• WHAT THIS TASK INVOLVES: Return the whole listing, keeping every character the same.

• DATA EXCERPTS:
· · · · · · ·
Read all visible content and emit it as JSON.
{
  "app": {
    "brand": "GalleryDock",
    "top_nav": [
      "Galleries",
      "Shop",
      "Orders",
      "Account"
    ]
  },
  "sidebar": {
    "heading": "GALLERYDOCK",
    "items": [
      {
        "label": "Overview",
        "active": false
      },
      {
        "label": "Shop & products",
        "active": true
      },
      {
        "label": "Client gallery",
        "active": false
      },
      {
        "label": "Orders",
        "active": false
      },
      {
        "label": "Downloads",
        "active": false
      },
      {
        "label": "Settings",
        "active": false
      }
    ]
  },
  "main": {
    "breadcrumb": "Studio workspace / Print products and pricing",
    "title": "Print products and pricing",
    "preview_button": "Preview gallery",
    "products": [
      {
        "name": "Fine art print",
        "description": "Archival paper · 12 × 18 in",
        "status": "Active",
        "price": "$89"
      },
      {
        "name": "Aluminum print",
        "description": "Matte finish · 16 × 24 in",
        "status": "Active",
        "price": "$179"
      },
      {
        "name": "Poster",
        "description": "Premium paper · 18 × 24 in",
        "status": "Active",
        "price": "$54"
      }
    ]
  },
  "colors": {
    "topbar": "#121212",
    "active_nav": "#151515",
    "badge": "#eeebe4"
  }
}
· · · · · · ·
• REPLY TO THE EXERCISE:
Read all visible content and emit it as JSON.
{
  "app": {
    "brand": "GalleryDock",
    "top_nav": [
      "Galleries",
      "Shop",
      "Orders",
      "Account"
    ]
  },
  "sidebar": {
    "heading": "GALLERYDOCK",
    "items": [
      {
        "label": "Overview",
        "active": false
      },
      {
        "label": "Shop & products",
        "active": true
      },
      {
        "label": "Client gallery",
        "active": false
      },
      {
        "label": "Orders",
        "active": false
      },
      {
        "label": "Downloads",
        "active": false
      },
      {
        "label": "Settings",
        "active": false
      }
    ]
  },
  "main": {
    "breadcrumb": "Studio workspace / Print products and pricing",
    "title": "Print products and pricing",
    "preview_button": "Preview gallery",
    "products": [
      {
        "name": "Fine art print",
        "description": "Archival paper · 12 × 18 in",
        "status": "Active",
        "price": "$89"
      },
      {
        "name": "Aluminum print",
        "description": "Matte finish · 16 × 24 in",
        "status": "Active",
        "price": "$179"
      },
      {
        "name": "Poster",
        "description": "Premium paper · 18 × 24 in",
        "status": "Active",
        "price": "$54"
      }
    ]
  },
  "colors": {
    "topbar": "#121212",
    "active_nav": "#151515",
    "badge": "#eeebe4"
  }
}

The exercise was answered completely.